> _Exercise_:
Line by line, copy the records below exactly.

> _Excerpted data_:
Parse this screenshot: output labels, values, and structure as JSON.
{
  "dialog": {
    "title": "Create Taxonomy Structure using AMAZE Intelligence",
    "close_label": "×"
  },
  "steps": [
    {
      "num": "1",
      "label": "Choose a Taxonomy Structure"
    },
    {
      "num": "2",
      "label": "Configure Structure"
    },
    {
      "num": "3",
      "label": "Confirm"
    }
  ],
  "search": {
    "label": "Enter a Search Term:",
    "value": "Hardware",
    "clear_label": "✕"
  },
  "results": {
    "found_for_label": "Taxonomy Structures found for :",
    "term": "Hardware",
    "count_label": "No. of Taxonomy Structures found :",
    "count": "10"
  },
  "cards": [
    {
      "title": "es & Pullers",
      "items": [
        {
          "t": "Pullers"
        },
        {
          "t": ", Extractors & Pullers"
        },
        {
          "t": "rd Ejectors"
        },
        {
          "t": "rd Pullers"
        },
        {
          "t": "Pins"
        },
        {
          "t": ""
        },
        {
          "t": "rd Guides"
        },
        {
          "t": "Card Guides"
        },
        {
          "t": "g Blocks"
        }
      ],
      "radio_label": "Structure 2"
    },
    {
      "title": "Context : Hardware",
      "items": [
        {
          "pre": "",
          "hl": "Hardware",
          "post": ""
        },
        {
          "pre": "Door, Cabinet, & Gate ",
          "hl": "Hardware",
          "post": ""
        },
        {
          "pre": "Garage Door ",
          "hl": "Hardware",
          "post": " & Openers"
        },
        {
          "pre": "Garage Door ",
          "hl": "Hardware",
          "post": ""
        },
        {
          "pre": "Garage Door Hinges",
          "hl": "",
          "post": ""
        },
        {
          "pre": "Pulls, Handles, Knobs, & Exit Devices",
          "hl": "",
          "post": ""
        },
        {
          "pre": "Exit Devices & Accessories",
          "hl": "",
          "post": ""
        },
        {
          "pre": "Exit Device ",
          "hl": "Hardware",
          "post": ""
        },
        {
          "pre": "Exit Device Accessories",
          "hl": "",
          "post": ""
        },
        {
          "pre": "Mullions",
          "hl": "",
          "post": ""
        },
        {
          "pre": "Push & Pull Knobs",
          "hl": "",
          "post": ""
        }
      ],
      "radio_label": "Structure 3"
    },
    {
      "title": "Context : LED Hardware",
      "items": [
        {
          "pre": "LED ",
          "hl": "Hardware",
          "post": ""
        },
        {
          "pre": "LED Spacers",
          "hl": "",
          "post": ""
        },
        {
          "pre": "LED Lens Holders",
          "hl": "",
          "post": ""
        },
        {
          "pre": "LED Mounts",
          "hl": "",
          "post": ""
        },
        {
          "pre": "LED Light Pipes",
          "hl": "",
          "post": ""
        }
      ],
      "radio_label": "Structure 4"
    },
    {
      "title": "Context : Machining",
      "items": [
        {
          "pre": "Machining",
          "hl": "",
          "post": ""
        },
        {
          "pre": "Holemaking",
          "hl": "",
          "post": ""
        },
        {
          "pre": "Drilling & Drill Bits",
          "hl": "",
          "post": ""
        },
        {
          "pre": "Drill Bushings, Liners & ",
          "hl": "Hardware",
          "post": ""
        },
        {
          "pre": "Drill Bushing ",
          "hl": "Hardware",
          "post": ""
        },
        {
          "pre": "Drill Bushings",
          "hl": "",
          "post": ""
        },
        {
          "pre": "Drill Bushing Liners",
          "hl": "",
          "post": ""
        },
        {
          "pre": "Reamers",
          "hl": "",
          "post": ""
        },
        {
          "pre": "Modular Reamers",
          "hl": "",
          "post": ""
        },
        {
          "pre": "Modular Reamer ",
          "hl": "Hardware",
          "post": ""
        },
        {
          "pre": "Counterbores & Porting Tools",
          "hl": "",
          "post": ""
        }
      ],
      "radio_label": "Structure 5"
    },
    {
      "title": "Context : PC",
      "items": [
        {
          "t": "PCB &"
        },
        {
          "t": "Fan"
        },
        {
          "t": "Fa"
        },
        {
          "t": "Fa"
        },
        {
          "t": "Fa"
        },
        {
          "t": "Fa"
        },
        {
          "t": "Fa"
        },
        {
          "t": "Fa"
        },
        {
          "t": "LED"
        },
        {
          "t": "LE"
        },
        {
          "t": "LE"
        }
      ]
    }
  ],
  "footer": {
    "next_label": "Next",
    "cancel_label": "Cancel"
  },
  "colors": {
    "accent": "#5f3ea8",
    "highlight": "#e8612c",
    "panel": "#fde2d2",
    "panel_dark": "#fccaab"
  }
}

> _Exercise response_:
Parse this screenshot: output labels, values, and structure as JSON.
{
  "dialog": {
    "title": "Create Taxonomy Structure using AMAZE Intelligence",
    "close_label": "×"
  },
  "steps": [
    {
      "num": "1",
      "label": "Choose a Taxonomy Structure"
    },
    {
      "num": "2",
      "label": "Configure Structure"
    },
    {
      "num": "3",
      "label": "Confirm"
    }
  ],
  "search": {
    "label": "Enter a Search Term:",
    "value": "Hardware",
    "clear_label": "✕"
  },
  "results": {
    "found_for_label": "Taxonomy Structures found for :",
    "term": "Hardware",
    "count_label": "No. of Taxonomy Structures found :",
    "count": "10"
  },
  "cards": [
    {
      "title": "es & Pullers",
      "items": [
        {
          "t": "Pullers"
        },
        {
          "t": ", Extractors & Pullers"
        },
        {
          "t": "rd Ejectors"
        },
        {
          "t": "rd Pullers"
        },
        {
          "t": "Pins"
        },
        {
          "t": ""
        },
        {
          "t": "rd Guides"
        },
        {
          "t": "Card Guides"
        },
        {
          "t": "g Blocks"
        }
      ],
      "radio_label": "Structure 2"
    },
    {
      "title": "Context : Hardware",
      "items": [
        {
          "pre": "",
          "hl": "Hardware",
          "post": ""
        },
        {
          "pre": "Door, Cabinet, & Gate ",
          "hl": "Hardware",
          "post": ""
        },
        {
          "pre": "Garage Door ",
          "hl": "Hardware",
          "post": " & Openers"
        },
        {
          "pre": "Garage Door ",
          "hl": "Hardware",
          "post": ""
        },
        {
          "pre": "Garage Door Hinges",
          "hl": "",
          "post": ""
        },
        {
          "pre": "Pulls, Handles, Knobs, & Exit Devices",
          "hl": "",
          "post": ""
        },
        {
          "pre": "Exit Devices & Accessories",
          "hl": "",
          "post": ""
        },
        {
          "pre": "Exit Device ",
          "hl": "Hardware",
          "post": ""
        },
        {
          "pre": "Exit Device Accessories",
          "hl": "",
          "post": ""
        },
        {
          "pre": "Mullions",
          "hl": "",
          "post": ""
        },
        {
          "pre": "Push & Pull Knobs",
          "hl": "",
          "post": ""
        }
      ],
      "radio_label": "Structure 3"
    },
    {
      "title": "Context : LED Hardware",
      "items": [
        {
          "pre": "LED ",
          "hl": "Hardware",
          "post": ""
        },
        {
          "pre": "LED Spacers",
          "hl": "",
          "post": ""
        },
        {
          "pre": "LED Lens Holders",
          "hl": "",
          "post": ""
        },
        {
          "pre": "LED Mounts",
          "hl": "",
          "post": ""
        },
        {
          "pre": "LED Light Pipes",
          "hl": "",
          "post": ""
        }
      ],
      "radio_label": "Structure 4"
    },
    {
      "title": "Context : Machining",
      "items": [
        {
          "pre": "Machining",
          "hl": "",
          "post": ""
        },
        {
          "pre": "Holemaking",
          "hl": "",
          "post": ""
        },
        {
          "pre": "Drilling & Drill Bits",
          "hl": "",
          "post": ""
        },
        {
          "pre": "Drill Bushings, Liners & ",
          "hl": "Hardware",
          "post": ""
        },
        {
          "pre": "Drill Bushing ",
          "hl": "Hardware",
          "post": ""
        },
        {
          "pre": "Drill Bushings",
          "hl": "",
          "post": ""
        },
        {
          "pre": "Drill Bushing Liners",
          "hl": "",
          "post": ""
        },
        {
          "pre": "Reamers",
          "hl": "",
          "post": ""
        },
        {
          "pre": "Modular Reamers",
          "hl": "",
          "post": ""
        },
        {
          "pre": "Modular Reamer ",
          "hl": "Hardware",
          "post": ""
        },
        {
          "pre": "Counterbores & Porting Tools",
          "hl": "",
          "post": ""
        }
      ],
      "radio_label": "Structure 5"
    },
    {
      "title": "Context : PC",
      "items": [
        {
          "t": "PCB &"
        },
        {
          "t": "Fan"
        },
        {
          "t": "Fa"
        },
        {
          "t": "Fa"
        },
        {
          "t": "Fa"
        },
        {
          "t": "Fa"
        },
        {
          "t": "Fa"
        },
        {
          "t": "Fa"
        },
        {
          "t": "LED"
        },
        {
          "t": "LE"
        },
        {
          "t": "LE"
        }
      ]
    }
  ],
  "footer": {
    "next_label": "Next",
    "cancel_label": "Cancel"
  },
  "colors": {
    "accent": "#5f3ea8",
    "highlight": "#e8612c",
    "panel": "#fde2d2",
    "panel_dark": "#fccaab"
  }
}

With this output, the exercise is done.